It is time to scrap the idea of primaries and even caucuses. Let’s bring back smoke-filled backrooms where ward heelers arm wrestle and cajole and make deals with the Devil, or a even a Democrat, if that’s what it takes to win.
Maybe then we would get candidates who stand for principles instead of hollow platitudes and slogans appealing to the widest possible range of buffoons and slack-jawed dullards.
But for heavens sake stop letting the state dictate how the parties choose their candidates and listening to the whiners too afraid to sully their shirtsleeves in an honest tussle. Politics should not be a beauty pageant open to all comers praying for world peace.
Maybe I’ll start my own party and call it something catchy, like the Anti-Federalists or the Curmudgocrats. Only like-minded folk may join, which means we’ll meet in a phone booth, if we can find one. But we’ll take money from anyone. Super PACs, individuals, corporations. Our candidate will sport more logos than a NASCAR driver.
Better yet, take the advice of Thomas Jefferson, who said in 1789:
“I have never submitted the whole system of my opinions to the creed of any party of men whatever in religion, in philosophy, in politics, or in anything else where I am capable of thinking for myself. Such an addiction is the last degradation of a free and moral agent.

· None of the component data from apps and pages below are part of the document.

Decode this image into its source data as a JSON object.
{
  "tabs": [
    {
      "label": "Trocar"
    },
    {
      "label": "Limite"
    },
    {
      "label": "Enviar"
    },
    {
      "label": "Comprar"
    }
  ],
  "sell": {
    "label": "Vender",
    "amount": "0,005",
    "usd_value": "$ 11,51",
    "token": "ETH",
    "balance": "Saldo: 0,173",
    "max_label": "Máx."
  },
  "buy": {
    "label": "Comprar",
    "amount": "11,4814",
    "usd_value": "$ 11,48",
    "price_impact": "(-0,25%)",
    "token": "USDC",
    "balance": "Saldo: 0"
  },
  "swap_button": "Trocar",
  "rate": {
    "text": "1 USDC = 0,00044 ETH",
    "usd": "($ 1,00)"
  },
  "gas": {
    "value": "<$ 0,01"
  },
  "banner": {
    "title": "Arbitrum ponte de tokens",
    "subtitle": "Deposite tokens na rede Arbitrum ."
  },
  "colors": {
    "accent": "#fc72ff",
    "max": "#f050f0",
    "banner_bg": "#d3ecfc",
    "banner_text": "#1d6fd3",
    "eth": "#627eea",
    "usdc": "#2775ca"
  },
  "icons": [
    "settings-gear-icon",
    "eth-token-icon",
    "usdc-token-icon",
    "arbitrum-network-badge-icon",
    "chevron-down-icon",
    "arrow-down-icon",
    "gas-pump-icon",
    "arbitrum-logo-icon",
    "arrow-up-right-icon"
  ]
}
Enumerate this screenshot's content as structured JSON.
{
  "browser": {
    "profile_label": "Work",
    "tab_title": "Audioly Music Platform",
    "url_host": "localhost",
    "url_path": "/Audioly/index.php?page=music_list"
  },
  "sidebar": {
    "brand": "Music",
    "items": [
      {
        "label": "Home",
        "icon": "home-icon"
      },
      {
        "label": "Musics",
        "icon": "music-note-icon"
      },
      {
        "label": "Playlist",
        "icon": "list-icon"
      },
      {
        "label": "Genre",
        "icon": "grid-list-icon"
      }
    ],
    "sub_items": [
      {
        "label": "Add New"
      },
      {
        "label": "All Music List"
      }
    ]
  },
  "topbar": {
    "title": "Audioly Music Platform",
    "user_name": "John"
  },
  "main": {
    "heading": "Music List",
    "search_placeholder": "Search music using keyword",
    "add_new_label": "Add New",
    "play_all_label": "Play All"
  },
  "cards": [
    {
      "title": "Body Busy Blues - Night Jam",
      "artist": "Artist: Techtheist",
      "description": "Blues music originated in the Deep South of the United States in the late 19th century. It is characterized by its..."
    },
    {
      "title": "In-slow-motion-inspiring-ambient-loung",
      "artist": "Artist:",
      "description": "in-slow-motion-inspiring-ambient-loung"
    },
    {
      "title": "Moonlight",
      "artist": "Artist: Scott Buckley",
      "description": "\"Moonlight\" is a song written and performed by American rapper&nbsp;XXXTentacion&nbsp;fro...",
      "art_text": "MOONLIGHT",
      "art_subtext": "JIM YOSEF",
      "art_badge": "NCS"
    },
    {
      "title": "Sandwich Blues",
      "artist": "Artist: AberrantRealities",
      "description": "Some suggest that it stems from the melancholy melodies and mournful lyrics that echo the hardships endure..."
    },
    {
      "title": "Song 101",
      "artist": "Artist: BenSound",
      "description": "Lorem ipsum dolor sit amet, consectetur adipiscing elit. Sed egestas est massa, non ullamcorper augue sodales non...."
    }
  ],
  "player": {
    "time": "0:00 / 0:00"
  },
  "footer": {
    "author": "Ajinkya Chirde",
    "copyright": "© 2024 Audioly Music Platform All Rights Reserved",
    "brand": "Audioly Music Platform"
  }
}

If I could not go to heaven but with a party, I would not go there at all.”